Regular readers will know we went for a wander around the Cradle Mountain area over the New Year. It was a great trip, we really enjoyed ourselves, especially just taking our time and only doing short days. The weather was quite hot for Tasmania and it was a relief to not have a schedule to keep.
We did have a funny, if not weird, experience at the end of the walk.
Arriving back at the Cradle Mountain Visitors Centre we were approached by a rather frantic fellow enquiring if we would sell him our Helinox walking poles.
After a quick chat we discovered that Cathy and Geoff were about the start hiking the Overland Track. They had travelled to Cradle Mountain via a local busline and someone…..had left Cathy’s walking poles in the bus. It, and the poles, were now on the way to Hobart via Strahan. Basically they were gone, not to be retrieved until the end of the walk.
This was ok, except, the walking poles were also their tent poles……..
Six Moons Lunar duo single skin tent – note the “tent poles”
It is a bit of a weird story but Cathy and Geoff had bought our Overland Track guide and the walking poles on our recommendation as they were regular readers of this site. Continue Reading…
We have been corresponding with one of our readers Julia. The hot topic was hiking food, of course!
Julia is living in Spain and gets out and about doing day walks and longer trips all around Spain and the Pyrenees. It sounds like a great spot to be, and the trips, magic.
She was checking out Food to Go and decided we needed another snack recipe and shot it through to share with you all.
Let us introduce the Flapjack.
Over to Julia:
I checked out the ‘snacks’ part and found that there is something missing, so I thought I’d send it to you. It is called the ‘flapjack’, which is a very rich energy bar. I got the recipe from some English hikers and now we all make it. We are even planning a ‘flapjack competition’!
We just can’t go out there without it anymore and it is super simple to make. I cut the flapjack up in squares, the size of an energy bar, and wrap them up individually. They are soooo good and very healthy as well.
The recipe: Continue Reading…

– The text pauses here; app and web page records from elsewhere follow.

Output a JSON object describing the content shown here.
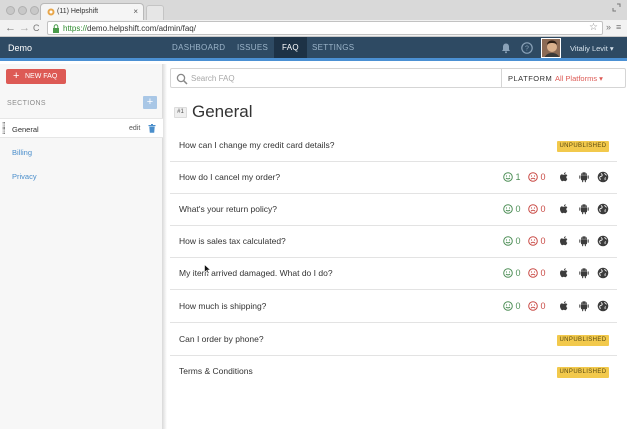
{
  "browser": {
    "tab_title": "(11) Helpshift",
    "tab_close": "×",
    "url_prefix": "https://",
    "url_rest": "demo.helpshift.com/admin/faq/",
    "back": "←",
    "forward": "→",
    "reload": "C",
    "more": "»",
    "menu": "≡"
  },
  "app": {
    "name": "Demo",
    "nav": [
      "DASHBOARD",
      "ISSUES",
      "FAQ",
      "SETTINGS"
    ],
    "active_nav": "FAQ",
    "user_name": "Vitaliy Levit ▾"
  },
  "sidebar": {
    "new_faq_plus": "+",
    "new_faq_label": "NEW FAQ",
    "sections_label": "SECTIONS",
    "add_section": "+",
    "items": [
      {
        "label": "General",
        "active": true,
        "edit": "edit"
      },
      {
        "label": "Billing",
        "active": false
      },
      {
        "label": "Privacy",
        "active": false
      }
    ]
  },
  "search": {
    "placeholder": "Search FAQ",
    "platform_label": "PLATFORM",
    "platform_value": "All Platforms ▾"
  },
  "section": {
    "number": "#1",
    "title": "General"
  },
  "faqs": [
    {
      "question": "How can I change my credit card details?",
      "badge": "UNPUBLISHED"
    },
    {
      "question": "How do I cancel my order?",
      "likes": "1",
      "dislikes": "0"
    },
    {
      "question": "What's your return policy?",
      "likes": "0",
      "dislikes": "0"
    },
    {
      "question": "How is sales tax calculated?",
      "likes": "0",
      "dislikes": "0"
    },
    {
      "question": "My item arrived damaged. What do I do?",
      "likes": "0",
      "dislikes": "0"
    },
    {
      "question": "How much is shipping?",
      "likes": "0",
      "dislikes": "0"
    },
    {
      "question": "Can I order by phone?",
      "badge": "UNPUBLISHED"
    },
    {
      "question": "Terms & Conditions",
      "badge": "UNPUBLISHED"
    }
  ],
  "colors": {
    "header": "#2e4a63",
    "header_accent": "#4b90d3",
    "new_faq": "#dd5a55",
    "unpublished": "#f2c94c",
    "like": "#4f8f58",
    "dislike": "#c94a45",
    "link": "#4a8ecb"
  },
  "icons": {
    "platform": [
      "apple-icon",
      "android-icon",
      "globe-icon"
    ],
    "like": "smile-icon",
    "dislike": "frown-icon"
  }
}
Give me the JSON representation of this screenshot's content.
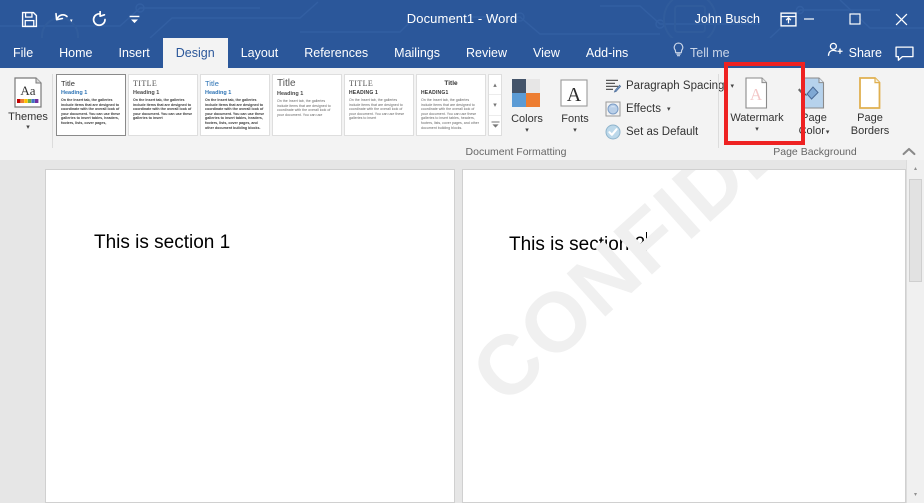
{
  "titlebar": {
    "document_title": "Document1  -  Word",
    "user_name": "John Busch",
    "quick_access": [
      {
        "name": "save",
        "label": "Save"
      },
      {
        "name": "undo",
        "label": "Undo"
      },
      {
        "name": "redo",
        "label": "Redo"
      },
      {
        "name": "customize",
        "label": "Customize Quick Access Toolbar"
      }
    ],
    "ribbon_display_options": "Ribbon Display Options",
    "minimize": "Minimize",
    "maximize": "Maximize",
    "close": "Close",
    "accent_color": "#2b579a"
  },
  "tabs": [
    {
      "label": "File",
      "active": false
    },
    {
      "label": "Home",
      "active": false
    },
    {
      "label": "Insert",
      "active": false
    },
    {
      "label": "Design",
      "active": true
    },
    {
      "label": "Layout",
      "active": false
    },
    {
      "label": "References",
      "active": false
    },
    {
      "label": "Mailings",
      "active": false
    },
    {
      "label": "Review",
      "active": false
    },
    {
      "label": "View",
      "active": false
    },
    {
      "label": "Add-ins",
      "active": false
    }
  ],
  "tellme": {
    "label": "Tell me"
  },
  "share": {
    "label": "Share"
  },
  "comments": {
    "label": "Comments"
  },
  "ribbon": {
    "groups": [
      {
        "name": "document-formatting",
        "label": "Document Formatting"
      },
      {
        "name": "page-background",
        "label": "Page Background"
      }
    ],
    "themes": {
      "label": "Themes",
      "caret": "▾"
    },
    "gallery": {
      "scroll_up": "▴",
      "scroll_down": "▾",
      "more": "▾",
      "thumbnails": [
        {
          "title": "Title",
          "heading": "Heading 1",
          "body": "On the Insert tab, the galleries include items that are designed to coordinate with the overall look of your document. You can use these galleries to insert tables, headers, footers, lists, cover pages,",
          "selected": true
        },
        {
          "title": "TITLE",
          "heading": "Heading 1",
          "body": "On the Insert tab, the galleries include items that are designed to coordinate with the overall look of your document. You can use these galleries to insert",
          "selected": false
        },
        {
          "title": "Title",
          "heading": "Heading 1",
          "body": "On the Insert tab, the galleries include items that are designed to coordinate with the overall look of your document. You can use these galleries to insert tables, headers, footers, lists, cover pages, and other document building blocks.",
          "selected": false
        },
        {
          "title": "Title",
          "heading": "Heading 1",
          "body": "On the Insert tab, the galleries include items that are designed to coordinate with the overall look of your document. You can use",
          "selected": false
        },
        {
          "title": "TITLE",
          "heading": "HEADING 1",
          "body": "On the Insert tab, the galleries include items that are designed to coordinate with the overall look of your document. You can use these galleries to insert",
          "selected": false
        },
        {
          "title": "Title",
          "heading": "HEADING1",
          "body": "On the Insert tab, the galleries include items that are designed to coordinate with the overall look of your document. You can use these galleries to insert tables, headers, footers, lists, cover pages, and other document building blocks.",
          "selected": false
        }
      ]
    },
    "colors": {
      "label": "Colors",
      "caret": "▾",
      "swatches": [
        "#44546a",
        "#e7e6e6",
        "#5b9bd5",
        "#ed7d31"
      ]
    },
    "fonts": {
      "label": "Fonts",
      "caret": "▾",
      "glyph": "A"
    },
    "paragraph_spacing": {
      "label": "Paragraph Spacing",
      "caret": "▾"
    },
    "effects": {
      "label": "Effects",
      "caret": "▾"
    },
    "set_as_default": {
      "label": "Set as Default"
    },
    "watermark": {
      "label": "Watermark",
      "caret": "▾",
      "glyph": "A"
    },
    "page_color": {
      "label_line1": "Page",
      "label_line2": "Color",
      "caret": "▾"
    },
    "page_borders": {
      "label_line1": "Page",
      "label_line2": "Borders"
    },
    "collapse": {
      "label": "Collapse the Ribbon",
      "glyph": "⌃"
    }
  },
  "annotation": {
    "color": "#ee2222",
    "target": "watermark-button"
  },
  "document": {
    "pages": [
      {
        "name": "page-1",
        "text": "This is section 1",
        "has_caret": false,
        "watermark": ""
      },
      {
        "name": "page-2",
        "text": "This is section 2",
        "has_caret": true,
        "watermark": "CONFIDENTIAL"
      }
    ]
  },
  "scrollbar": {
    "up": "▴",
    "down": "▾"
  }
}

For a complete beginner, going from a casual day hike to a well-planned multiday tramp, as they are called in New Zealand, can be a daunting task. In this article, we will help you make the jump with advice on the essential backpacking gear that you will need to acquire in order to be safe, self-sufficient and comfortable. We will then focus on organizing a walk in New Zealand: with its majestic scenery, first grade tracks and handy backcountry huts, this is perfect tramper country, from beginner right through to expert.
Don’t forget, you can pick up some cheap Auckland flights online and head off to the land of the long white cloud with your hiking gear.
Enjoy the ride.
As a tramper out on a multiday hike, your average load will probably be around 10-15 kg. To make the heavy load bearable, it is essential to have a comfortable pack. Continue Reading…
Sometimes we come across fantastic trip reports and this one about the South Coast Track in Tasmania is a winner.
Maintained by “The Sons of the Desert”, this site is interesting, quirky, well written and contains some really great information.
We suspect very clever people , who can actually write and photograph, are behind it.
With “the Son’s” permission we have linked to a couple of their excellent images and stolen some amusing and enlightening pieces of text.
Please read the full trip report, it is well worth your time if you are planning the South Coast Track or just want to see why you might never go there….or, just live the adventure vicariously.
In no particular order, some images and selected quotes:
But as we descended the south-easterns side of the mountains two things happened. The first was that the flora went from alpine to rainforest! A complete, dramatic change which contributed to making the thousand metre descent quite challenging. The other thing was that the well made track ended; that was the last of well made tracks until the final day.
So what we were left with was descending what was alternately a muddy trench or a root filled running watercourse down a thousand metre descent all overgrown with rainforest undergrowth. The horizontal distance was about 2k; it took almost five hours. Continue Reading…
Congratulations and many thanks to the Bureau of Meteorology!
Drum roll…… the Overland Track now has its very own weather forecast.
Yep, a specific seven day forecast for the Cradle Valley. It includes forecasts for “the Overland Track area”, New Pelion Hut and Lake St Clair. Up until now we have always relied on the Mt Reid and Lake St Clair forecasts. That left about 80km in the middle!
Head off to the B.O.M. site to check it out – Cradle Valley forecast.
Because this is a very short note, we thought some indulgence with a series of “weather” photos taken along the Overland Track might be fun.
Barn Bluff topped lightly in snow. Continue Reading…